Friday, March 2, 2007
The Cappadocia region offers visitors a distinctly extraordinary landscape and stunning natural beauty stretching over an area of 15,000 square miles. The Ihlara Valley is one of those unique spots located in the region, luring a great deal of tourists from all over the world with its natural and historical legacy.
Aksaray Provincial Culture and Tourism director Hamza Zengin told the Anatolia news agency that the valley was one of the major tourist attractions in the region with its natural beauty, historical treasures and many churches.Noting that the valley was home to 105 churches as well as rock houses and temples constructed by early Christians, he said the valley was an ideal place for monks and priests for worship and seclusion at the time.
“The formation of the valley, underground cities with connecting tunnels and churches that date back to A.D. 400 are all very popular with tourists. The Ihlara Valley is beautiful throughout the year and remains among the most popular spots in the Cappadocia region,” said Zengin.The Ihlara Valley, formed after several eruptions of Mount Erciyes, is a 16-kilometer long canyon in the southern part of Cappadocia.
Cracking and collapsing, which occurred as a result of basalt and andesite lava from Mt. Hasandag’s eruption, created the Ihlara Gorge and running through they valley is the Melendiz River.
What is unique about this valley is the ancient history of its inhabitants. The whole canyon is honeycombed with underground dwellings cut into the rock, churches from the Byzantine period and graves built into the valley’s walls, some of which are connected by tunnels and corridors. The valley proved to be an ideal place for the seclusion and worship of monks along with a hideaway and secure area for people during invasion.
The decoration of some churches can be dated back to the 6th and13th centuries and can be classified in to two groups. Churches close to the Ihlara Canyon have frescoes with oriental influence and those nearer to Belisirma possess Byzantine style decorations. Very few Byzantine inscriptions in this area can be read but a 13th century fresco in the church of St. George (Kırkdamaltı), the names of Seljuk Sultan Mesud and the Byzantine Emperor Andronicos are inscribed.
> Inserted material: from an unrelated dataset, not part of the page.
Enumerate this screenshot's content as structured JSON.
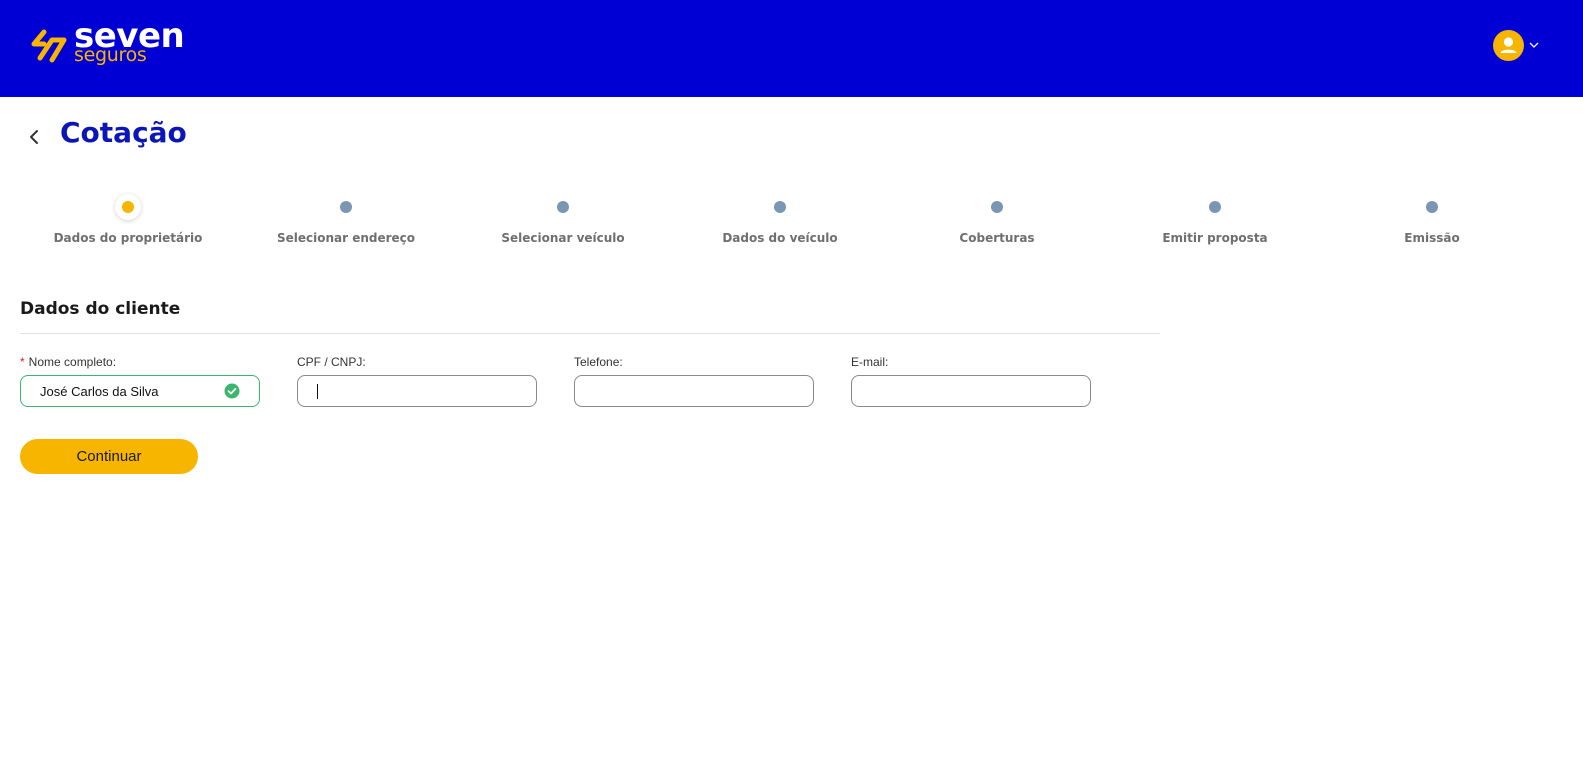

The construction of new churches slows down after the Seljuk Turks’ conquered the area, however, church life continued until the population exchange between Greece and Turkey in 1923.Some of the best-preserved frescoes in the Ihlara Valley can be found at the Agacaltı, Purenliseki, Kokar, Yilanli and St. George churches.